— Task to carry out —
Copy every entry precisely.

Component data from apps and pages
====================

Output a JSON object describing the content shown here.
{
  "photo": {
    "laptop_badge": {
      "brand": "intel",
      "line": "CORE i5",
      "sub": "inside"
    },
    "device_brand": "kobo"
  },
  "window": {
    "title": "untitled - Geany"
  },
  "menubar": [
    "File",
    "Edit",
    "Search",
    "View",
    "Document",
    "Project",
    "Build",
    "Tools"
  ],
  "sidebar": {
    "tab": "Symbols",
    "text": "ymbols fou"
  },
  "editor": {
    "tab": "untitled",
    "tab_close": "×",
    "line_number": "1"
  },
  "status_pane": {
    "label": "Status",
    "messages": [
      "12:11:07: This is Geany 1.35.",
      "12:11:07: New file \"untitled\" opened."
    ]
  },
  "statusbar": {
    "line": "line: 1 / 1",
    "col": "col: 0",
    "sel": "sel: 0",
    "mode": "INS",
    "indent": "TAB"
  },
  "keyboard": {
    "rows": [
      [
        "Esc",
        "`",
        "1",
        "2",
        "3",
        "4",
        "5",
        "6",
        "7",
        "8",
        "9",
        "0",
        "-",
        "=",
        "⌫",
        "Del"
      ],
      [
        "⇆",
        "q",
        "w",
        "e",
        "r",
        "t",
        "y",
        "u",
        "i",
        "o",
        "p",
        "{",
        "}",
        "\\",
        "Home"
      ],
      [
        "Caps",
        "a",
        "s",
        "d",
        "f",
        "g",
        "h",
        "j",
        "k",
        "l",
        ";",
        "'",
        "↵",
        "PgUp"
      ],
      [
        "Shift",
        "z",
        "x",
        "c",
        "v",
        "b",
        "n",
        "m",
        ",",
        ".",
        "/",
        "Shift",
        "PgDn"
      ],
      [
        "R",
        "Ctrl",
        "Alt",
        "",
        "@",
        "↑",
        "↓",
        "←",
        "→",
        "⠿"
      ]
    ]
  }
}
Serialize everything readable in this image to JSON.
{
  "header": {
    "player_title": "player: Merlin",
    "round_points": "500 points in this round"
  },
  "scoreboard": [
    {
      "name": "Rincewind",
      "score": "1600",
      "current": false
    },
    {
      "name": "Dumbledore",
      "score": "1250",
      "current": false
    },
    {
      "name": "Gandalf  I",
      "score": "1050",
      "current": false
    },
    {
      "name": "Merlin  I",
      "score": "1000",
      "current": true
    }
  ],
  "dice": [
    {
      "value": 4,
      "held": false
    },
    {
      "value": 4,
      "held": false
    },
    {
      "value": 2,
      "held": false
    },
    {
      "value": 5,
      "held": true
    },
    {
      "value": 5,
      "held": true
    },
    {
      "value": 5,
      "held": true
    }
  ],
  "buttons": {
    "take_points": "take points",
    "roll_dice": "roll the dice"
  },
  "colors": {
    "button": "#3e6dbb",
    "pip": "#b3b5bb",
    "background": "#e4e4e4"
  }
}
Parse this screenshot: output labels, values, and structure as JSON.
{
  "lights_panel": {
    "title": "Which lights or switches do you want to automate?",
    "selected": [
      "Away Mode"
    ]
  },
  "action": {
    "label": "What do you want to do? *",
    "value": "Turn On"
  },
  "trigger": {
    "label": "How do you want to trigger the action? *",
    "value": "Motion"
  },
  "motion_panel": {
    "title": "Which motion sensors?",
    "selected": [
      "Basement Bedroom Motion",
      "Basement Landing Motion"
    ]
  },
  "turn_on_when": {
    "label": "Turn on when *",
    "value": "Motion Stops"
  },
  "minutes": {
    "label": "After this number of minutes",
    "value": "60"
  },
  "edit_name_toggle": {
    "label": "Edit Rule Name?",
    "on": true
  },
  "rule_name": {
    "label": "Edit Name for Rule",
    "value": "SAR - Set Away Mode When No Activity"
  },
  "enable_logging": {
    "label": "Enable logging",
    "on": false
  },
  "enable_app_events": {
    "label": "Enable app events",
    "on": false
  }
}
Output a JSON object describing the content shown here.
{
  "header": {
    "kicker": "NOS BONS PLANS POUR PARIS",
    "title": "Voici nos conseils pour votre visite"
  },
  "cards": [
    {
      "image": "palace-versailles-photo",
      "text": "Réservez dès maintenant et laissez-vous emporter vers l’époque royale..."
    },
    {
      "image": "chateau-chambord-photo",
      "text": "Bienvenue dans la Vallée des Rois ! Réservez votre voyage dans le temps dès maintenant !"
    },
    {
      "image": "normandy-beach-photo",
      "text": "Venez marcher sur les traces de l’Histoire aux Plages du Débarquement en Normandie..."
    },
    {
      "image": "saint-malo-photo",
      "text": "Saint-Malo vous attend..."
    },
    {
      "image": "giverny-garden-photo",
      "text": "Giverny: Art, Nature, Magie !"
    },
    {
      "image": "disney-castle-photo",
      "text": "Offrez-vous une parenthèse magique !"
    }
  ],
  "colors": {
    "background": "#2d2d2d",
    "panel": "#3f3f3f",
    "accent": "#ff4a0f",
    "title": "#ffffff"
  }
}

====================

— Written response —
Output a JSON object describing the content shown here.
{
  "photo": {
    "laptop_badge": {
      "brand": "intel",
      "line": "CORE i5",
      "sub": "inside"
    },
    "device_brand": "kobo"
  },
  "window": {
    "title": "untitled - Geany"
  },
  "menubar": [
    "File",
    "Edit",
    "Search",
    "View",
    "Document",
    "Project",
    "Build",
    "Tools"
  ],
  "sidebar": {
    "tab": "Symbols",
    "text": "ymbols fou"
  },
  "editor": {
    "tab": "untitled",
    "tab_close": "×",
    "line_number": "1"
  },
  "status_pane": {
    "label": "Status",
    "messages": [
      "12:11:07: This is Geany 1.35.",
      "12:11:07: New file \"untitled\" opened."
    ]
  },
  "statusbar": {
    "line": "line: 1 / 1",
    "col": "col: 0",
    "sel": "sel: 0",
    "mode": "INS",
    "indent": "TAB"
  },
  "keyboard": {
    "rows": [
      [
        "Esc",
        "`",
        "1",
        "2",
        "3",
        "4",
        "5",
        "6",
        "7",
        "8",
        "9",
        "0",
        "-",
        "=",
        "⌫",
        "Del"
      ],
      [
        "⇆",
        "q",
        "w",
        "e",
        "r",
        "t",
        "y",
        "u",
        "i",
        "o",
        "p",
        "{",
        "}",
        "\\",
        "Home"
      ],
      [
        "Caps",
        "a",
        "s",
        "d",
        "f",
        "g",
        "h",
        "j",
        "k",
        "l",
        ";",
        "'",
        "↵",
        "PgUp"
      ],
      [
        "Shift",
        "z",
        "x",
        "c",
        "v",
        "b",
        "n",
        "m",
        ",",
        ".",
        "/",
        "Shift",
        "PgDn"
      ],
      [
        "R",
        "Ctrl",
        "Alt",
        "",
        "@",
        "↑",
        "↓",
        "←",
        "→",
        "⠿"
      ]
    ]
  }
}
Serialize everything readable in this image to JSON.
{
  "header": {
    "player_title": "player: Merlin",
    "round_points": "500 points in this round"
  },
  "scoreboard": [
    {
      "name": "Rincewind",
      "score": "1600",
      "current": false
    },
    {
      "name": "Dumbledore",
      "score": "1250",
      "current": false
    },
    {
      "name": "Gandalf  I",
      "score": "1050",
      "current": false
    },
    {
      "name": "Merlin  I",
      "score": "1000",
      "current": true
    }
  ],
  "dice": [
    {
      "value": 4,
      "held": false
    },
    {
      "value": 4,
      "held": false
    },
    {
      "value": 2,
      "held": false
    },
    {
      "value": 5,
      "held": true
    },
    {
      "value": 5,
      "held": true
    },
    {
      "value": 5,
      "held": true
    }
  ],
  "buttons": {
    "take_points": "take points",
    "roll_dice": "roll the dice"
  },
  "colors": {
    "button": "#3e6dbb",
    "pip": "#b3b5bb",
    "background": "#e4e4e4"
  }
}
Parse this screenshot: output labels, values, and structure as JSON.
{
  "lights_panel": {
    "title": "Which lights or switches do you want to automate?",
    "selected": [
      "Away Mode"
    ]
  },
  "action": {
    "label": "What do you want to do? *",
    "value": "Turn On"
  },
  "trigger": {
    "label": "How do you want to trigger the action? *",
    "value": "Motion"
  },
  "motion_panel": {
    "title": "Which motion sensors?",
    "selected": [
      "Basement Bedroom Motion",
      "Basement Landing Motion"
    ]
  },
  "turn_on_when": {
    "label": "Turn on when *",
    "value": "Motion Stops"
  },
  "minutes": {
    "label": "After this number of minutes",
    "value": "60"
  },
  "edit_name_toggle": {
    "label": "Edit Rule Name?",
    "on": true
  },
  "rule_name": {
    "label": "Edit Name for Rule",
    "value": "SAR - Set Away Mode When No Activity"
  },
  "enable_logging": {
    "label": "Enable logging",
    "on": false
  },
  "enable_app_events": {
    "label": "Enable app events",
    "on": false
  }
}
Output a JSON object describing the content shown here.
{
  "header": {
    "kicker": "NOS BONS PLANS POUR PARIS",
    "title": "Voici nos conseils pour votre visite"
  },
  "cards": [
    {
      "image": "palace-versailles-photo",
      "text": "Réservez dès maintenant et laissez-vous emporter vers l’époque royale..."
    },
    {
      "image": "chateau-chambord-photo",
      "text": "Bienvenue dans la Vallée des Rois ! Réservez votre voyage dans le temps dès maintenant !"
    },
    {
      "image": "normandy-beach-photo",
      "text": "Venez marcher sur les traces de l’Histoire aux Plages du Débarquement en Normandie..."
    },
    {
      "image": "saint-malo-photo",
      "text": "Saint-Malo vous attend..."
    },
    {
      "image": "giverny-garden-photo",
      "text": "Giverny: Art, Nature, Magie !"
    },
    {
      "image": "disney-castle-photo",
      "text": "Offrez-vous une parenthèse magique !"
    }
  ],
  "colors": {
    "background": "#2d2d2d",
    "panel": "#3f3f3f",
    "accent": "#ff4a0f",
    "title": "#ffffff"
  }
}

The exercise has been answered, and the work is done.